=== PROBLEM TO WORK ON ===
Copy the data below in full, exactly as it appears.

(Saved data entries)
▬▬▬

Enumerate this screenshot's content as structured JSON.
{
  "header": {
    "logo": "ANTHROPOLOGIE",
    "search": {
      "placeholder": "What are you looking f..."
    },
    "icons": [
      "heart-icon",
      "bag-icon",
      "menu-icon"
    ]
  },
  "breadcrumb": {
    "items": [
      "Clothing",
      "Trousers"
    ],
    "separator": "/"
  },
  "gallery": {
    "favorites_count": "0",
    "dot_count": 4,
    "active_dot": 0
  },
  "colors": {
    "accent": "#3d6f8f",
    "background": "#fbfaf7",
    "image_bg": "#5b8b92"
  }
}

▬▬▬

=== EXPECTED OUTPUT ===
Enumerate this screenshot's content as structured JSON.
{
  "header": {
    "logo": "ANTHROPOLOGIE",
    "search": {
      "placeholder": "What are you looking f..."
    },
    "icons": [
      "heart-icon",
      "bag-icon",
      "menu-icon"
    ]
  },
  "breadcrumb": {
    "items": [
      "Clothing",
      "Trousers"
    ],
    "separator": "/"
  },
  "gallery": {
    "favorites_count": "0",
    "dot_count": 4,
    "active_dot": 0
  },
  "colors": {
    "accent": "#3d6f8f",
    "background": "#fbfaf7",
    "image_bg": "#5b8b92"
  }
}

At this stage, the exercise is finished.